▶ [ASSIGNMENT] Across the data below, how many lines have the word "JSON" in them? Give the number and nothing else.

- Opening Delimiter -

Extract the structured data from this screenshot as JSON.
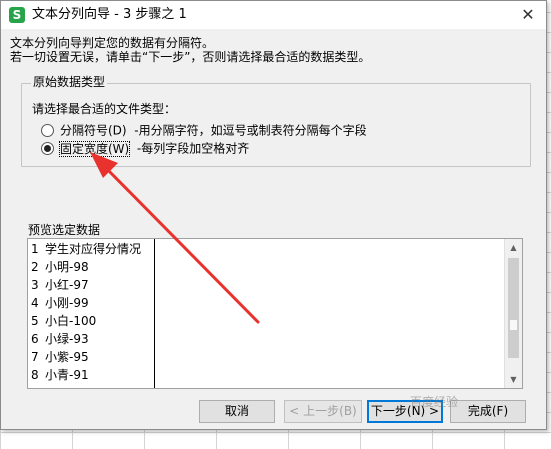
{
  "window": {
    "app_icon_letter": "S",
    "title": "文本分列向导 - 3 步骤之 1",
    "close_symbol": "✕"
  },
  "description": {
    "line1": "文本分列向导判定您的数据有分隔符。",
    "line2": "若一切设置无误，请单击“下一步”，否则请选择最合适的数据类型。"
  },
  "original_type": {
    "legend": "原始数据类型",
    "prompt": "请选择最合适的文件类型：",
    "options": [
      {
        "label": "分隔符号(D)",
        "description": "-用分隔字符，如逗号或制表符分隔每个字段",
        "selected": false
      },
      {
        "label": "固定宽度(W)",
        "description": "-每列字段加空格对齐",
        "selected": true
      }
    ]
  },
  "preview": {
    "label": "预览选定数据",
    "rows": [
      {
        "num": "1",
        "text": "学生对应得分情况"
      },
      {
        "num": "2",
        "text": "小明-98"
      },
      {
        "num": "3",
        "text": "小红-97"
      },
      {
        "num": "4",
        "text": "小刚-99"
      },
      {
        "num": "5",
        "text": "小白-100"
      },
      {
        "num": "6",
        "text": "小绿-93"
      },
      {
        "num": "7",
        "text": "小紫-95"
      },
      {
        "num": "8",
        "text": "小青-91"
      }
    ]
  },
  "buttons": {
    "cancel": "取消",
    "back": "< 上一步(B)",
    "next": "下一步(N) >",
    "finish": "完成(F)"
  },
  "watermark": "百度经验",
  "colors": {
    "annotation_arrow": "#e8322d",
    "app_icon": "#27a34a",
    "default_button_border": "#0078d7"
  }
}
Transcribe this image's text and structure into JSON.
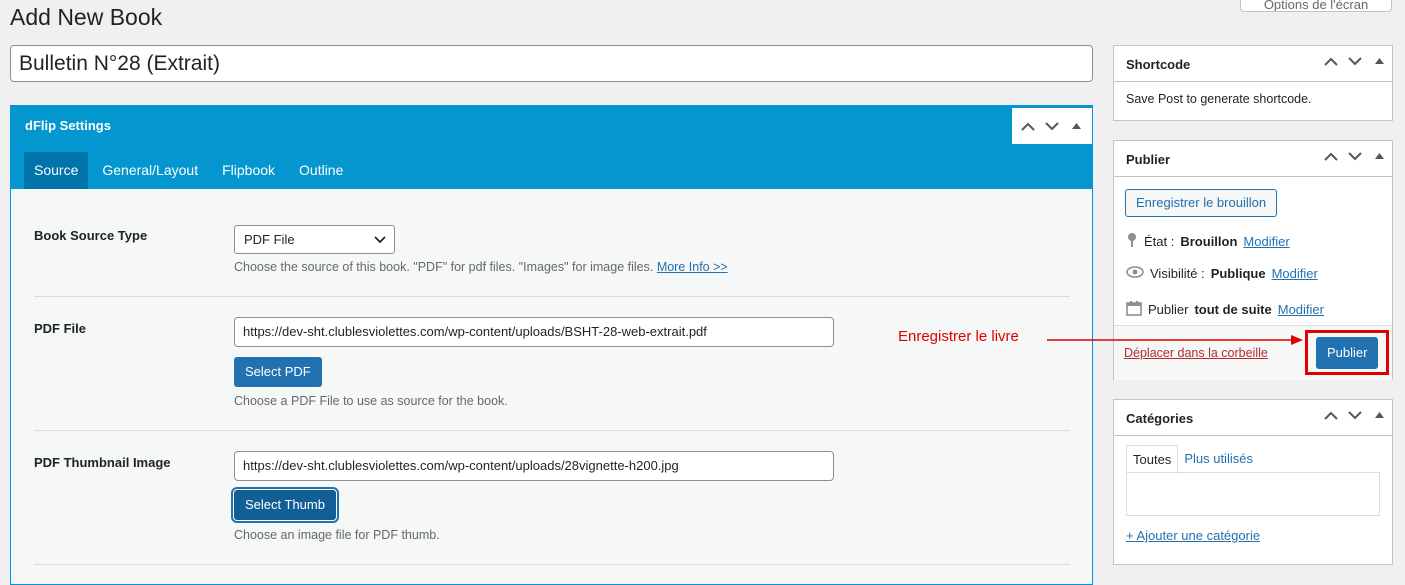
{
  "page": {
    "title": "Add New Book",
    "screen_options_label": "Options de l'écran",
    "post_title_value": "Bulletin N°28 (Extrait)"
  },
  "dflip": {
    "title": "dFlip Settings",
    "tabs": [
      {
        "label": "Source"
      },
      {
        "label": "General/Layout"
      },
      {
        "label": "Flipbook"
      },
      {
        "label": "Outline"
      }
    ],
    "source_type": {
      "label": "Book Source Type",
      "selected": "PDF File",
      "description": "Choose the source of this book. \"PDF\" for pdf files. \"Images\" for image files.",
      "more_info": "More Info >>"
    },
    "pdf_file": {
      "label": "PDF File",
      "value": "https://dev-sht.clublesviolettes.com/wp-content/uploads/BSHT-28-web-extrait.pdf",
      "button": "Select PDF",
      "description": "Choose a PDF File to use as source for the book."
    },
    "pdf_thumb": {
      "label": "PDF Thumbnail Image",
      "value": "https://dev-sht.clublesviolettes.com/wp-content/uploads/28vignette-h200.jpg",
      "button": "Select Thumb",
      "description": "Choose an image file for PDF thumb."
    }
  },
  "shortcode": {
    "title": "Shortcode",
    "text": "Save Post to generate shortcode."
  },
  "publish": {
    "title": "Publier",
    "save_draft": "Enregistrer le brouillon",
    "status_label": "État :",
    "status_value": "Brouillon",
    "visibility_label": "Visibilité :",
    "visibility_value": "Publique",
    "schedule_label": "Publier",
    "schedule_value": "tout de suite",
    "edit_link": "Modifier",
    "trash": "Déplacer dans la corbeille",
    "publish_button": "Publier"
  },
  "annotation": {
    "text": "Enregistrer le livre",
    "color": "#e00000"
  },
  "categories": {
    "title": "Catégories",
    "tab_all": "Toutes",
    "tab_popular": "Plus utilisés",
    "add_link": "+ Ajouter une catégorie"
  },
  "colors": {
    "accent": "#2271b1",
    "dflip_header": "#0396cf"
  }
}
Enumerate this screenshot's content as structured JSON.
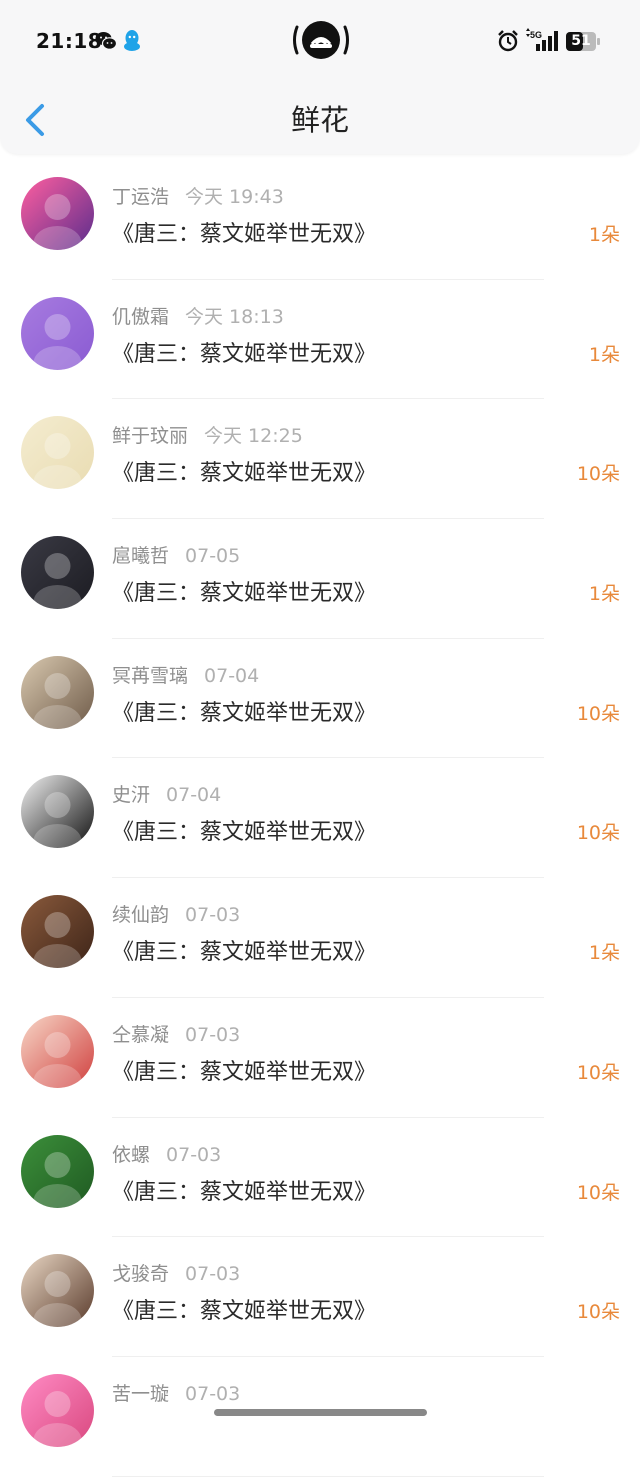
{
  "status_bar": {
    "time": "21:18",
    "network": "5G",
    "battery": "51"
  },
  "header": {
    "title": "鲜花",
    "back_icon": "chevron-left-icon"
  },
  "colors": {
    "accent": "#3b9be6",
    "count": "#e8893b"
  },
  "items": [
    {
      "name": "丁运浩",
      "date": "今天 19:43",
      "book": "《唐三：蔡文姬举世无双》",
      "count": "1朵",
      "avatar": [
        "#ff5fa0",
        "#5a2d8c"
      ]
    },
    {
      "name": "仉傲霜",
      "date": "今天 18:13",
      "book": "《唐三：蔡文姬举世无双》",
      "count": "1朵",
      "avatar": [
        "#a77be0",
        "#8a5bd2"
      ]
    },
    {
      "name": "鲜于玟丽",
      "date": "今天 12:25",
      "book": "《唐三：蔡文姬举世无双》",
      "count": "10朵",
      "avatar": [
        "#f4ecd0",
        "#e9dcb2"
      ]
    },
    {
      "name": "扈曦哲",
      "date": "07-05",
      "book": "《唐三：蔡文姬举世无双》",
      "count": "1朵",
      "avatar": [
        "#3a3a44",
        "#1c1c22"
      ]
    },
    {
      "name": "冥苒雪璃",
      "date": "07-04",
      "book": "《唐三：蔡文姬举世无双》",
      "count": "10朵",
      "avatar": [
        "#d9c9b0",
        "#6e5a48"
      ]
    },
    {
      "name": "史汧",
      "date": "07-04",
      "book": "《唐三：蔡文姬举世无双》",
      "count": "10朵",
      "avatar": [
        "#f2f2f2",
        "#111111"
      ]
    },
    {
      "name": "续仙韵",
      "date": "07-03",
      "book": "《唐三：蔡文姬举世无双》",
      "count": "1朵",
      "avatar": [
        "#8a5a3c",
        "#3d2418"
      ]
    },
    {
      "name": "仝慕凝",
      "date": "07-03",
      "book": "《唐三：蔡文姬举世无双》",
      "count": "10朵",
      "avatar": [
        "#f7d7c7",
        "#d0403f"
      ]
    },
    {
      "name": "依螺",
      "date": "07-03",
      "book": "《唐三：蔡文姬举世无双》",
      "count": "10朵",
      "avatar": [
        "#3c8f3a",
        "#1f5a22"
      ]
    },
    {
      "name": "戈骏奇",
      "date": "07-03",
      "book": "《唐三：蔡文姬举世无双》",
      "count": "10朵",
      "avatar": [
        "#e9d7c4",
        "#5a3b2c"
      ]
    },
    {
      "name": "苦一璇",
      "date": "07-03",
      "book": "",
      "count": "",
      "avatar": [
        "#ff8bc4",
        "#d9487f"
      ]
    }
  ]
}
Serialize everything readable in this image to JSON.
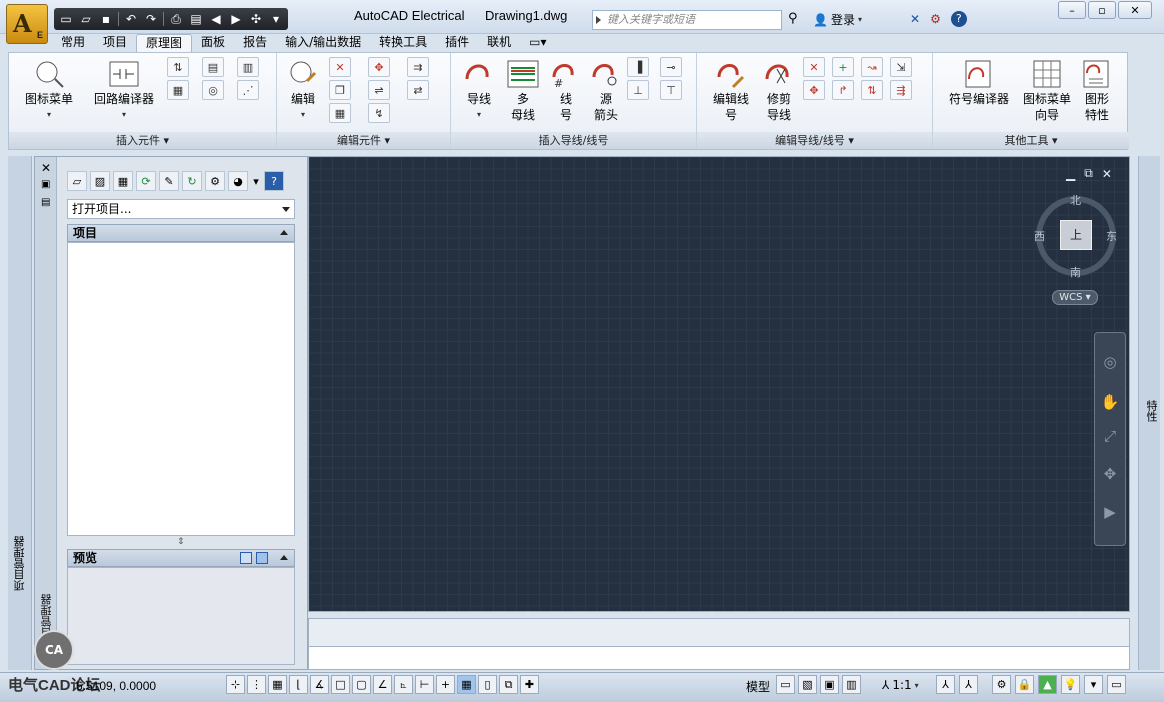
{
  "titlebar": {
    "app_title": "AutoCAD Electrical",
    "doc_title": "Drawing1.dwg",
    "search_placeholder": "键入关键字或短语",
    "login": "登录",
    "app_letter": "A",
    "app_badge": "E"
  },
  "tabs": [
    "常用",
    "项目",
    "原理图",
    "面板",
    "报告",
    "输入/输出数据",
    "转换工具",
    "插件",
    "联机"
  ],
  "ribbon": {
    "insert_components": {
      "title": "插入元件",
      "btn1": "图标菜单",
      "btn2": "回路编译器"
    },
    "edit_components": {
      "title": "编辑元件",
      "btn1": "编辑"
    },
    "insert_wires": {
      "title": "插入导线/线号",
      "btn1": "导线",
      "btn2_l1": "多",
      "btn2_l2": "母线",
      "btn3_l1": "线",
      "btn3_l2": "号",
      "btn4_l1": "源",
      "btn4_l2": "箭头"
    },
    "edit_wires": {
      "title": "编辑导线/线号",
      "btn1_l1": "编辑线",
      "btn1_l2": "号",
      "btn2_l1": "修剪",
      "btn2_l2": "导线"
    },
    "other_tools": {
      "title": "其他工具",
      "btn1": "符号编译器",
      "btn2_l1": "图标菜单",
      "btn2_l2": "向导",
      "btn3_l1": "图形",
      "btn3_l2": "特性"
    }
  },
  "project_manager": {
    "vertical_label": "项目管理器",
    "open_project": "打开项目...",
    "projects_header": "项目",
    "preview_header": "预览"
  },
  "properties_label": "特性",
  "viewcube": {
    "north": "北",
    "south": "南",
    "east": "东",
    "west": "西",
    "face": "上",
    "wcs": "WCS"
  },
  "status": {
    "coords": "6.5109,  0.0000",
    "model": "模型",
    "scale": "1:1"
  },
  "watermark": {
    "text": "电气CAD论坛",
    "logo": "CA"
  },
  "colors": {
    "canvas_bg": "#243040",
    "accent_red": "#c0392b",
    "app_orange": "#e8a824"
  }
}
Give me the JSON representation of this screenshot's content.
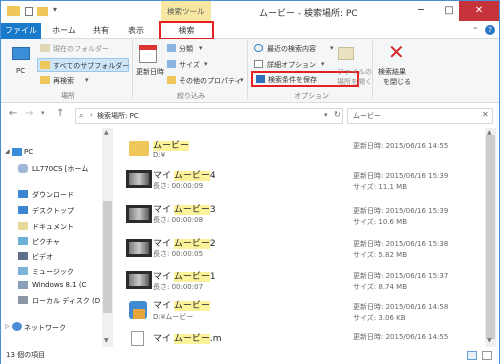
{
  "window": {
    "title": "ムービー - 検索場所: PC",
    "context_tab": "検索ツール",
    "controls": [
      "─",
      "□",
      "✕"
    ]
  },
  "tabs": [
    "ファイル",
    "ホーム",
    "共有",
    "表示",
    "検索"
  ],
  "ribbon": {
    "location": {
      "pc": "PC",
      "current_folder": "現在のフォルダー",
      "all_subfolders": "すべてのサブフォルダー",
      "search_again": "再検索",
      "label": "場所"
    },
    "refine": {
      "date_modified": "更新日時",
      "kind": "分類",
      "size": "サイズ",
      "other_properties": "その他のプロパティ",
      "label": "絞り込み"
    },
    "options": {
      "recent_searches": "最近の検索内容",
      "advanced_options": "詳細オプション",
      "save_search": "検索条件を保存",
      "open_file_location_1": "ファイルの",
      "open_file_location_2": "場所を開く",
      "label": "オプション"
    },
    "close": {
      "line1": "検索結果",
      "line2": "を閉じる"
    }
  },
  "address": {
    "path": "検索場所: PC",
    "search_placeholder": "ムービー"
  },
  "nav": [
    "PC",
    "LL770CS [ホーム",
    "ダウンロード",
    "デスクトップ",
    "ドキュメント",
    "ピクチャ",
    "ビデオ",
    "ミュージック",
    "Windows 8.1 (C",
    "ローカル ディスク (D",
    "ネットワーク"
  ],
  "results": [
    {
      "name_pre": "",
      "name_hl": "ムービー",
      "name_post": "",
      "sub": "D:¥",
      "modified": "更新日時: 2015/06/16 14:55",
      "size": "",
      "type": "folder"
    },
    {
      "name_pre": "マイ ",
      "name_hl": "ムービー",
      "name_post": "4",
      "sub": "長さ: 00:00:09",
      "modified": "更新日時: 2015/06/16 15:39",
      "size": "サイズ: 11.1 MB",
      "type": "video"
    },
    {
      "name_pre": "マイ ",
      "name_hl": "ムービー",
      "name_post": "3",
      "sub": "長さ: 00:00:08",
      "modified": "更新日時: 2015/06/16 15:39",
      "size": "サイズ: 10.6 MB",
      "type": "video"
    },
    {
      "name_pre": "マイ ",
      "name_hl": "ムービー",
      "name_post": "2",
      "sub": "長さ: 00:00:05",
      "modified": "更新日時: 2015/06/16 15:38",
      "size": "サイズ: 5.82 MB",
      "type": "video"
    },
    {
      "name_pre": "マイ ",
      "name_hl": "ムービー",
      "name_post": "1",
      "sub": "長さ: 00:00:07",
      "modified": "更新日時: 2015/06/16 15:37",
      "size": "サイズ: 8.74 MB",
      "type": "video"
    },
    {
      "name_pre": "マイ ",
      "name_hl": "ムービー",
      "name_post": "",
      "sub": "D:¥ムービー",
      "modified": "更新日時: 2015/06/16 14:58",
      "size": "サイズ: 3.06 KB",
      "type": "project"
    },
    {
      "name_pre": "マイ ",
      "name_hl": "ムービー",
      "name_post": ".m",
      "sub": "",
      "modified": "更新日時: 2015/06/16 14:55",
      "size": "",
      "type": "file"
    }
  ],
  "status": "13 個の項目"
}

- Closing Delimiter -

▶ [EXERCISE RESULT] 5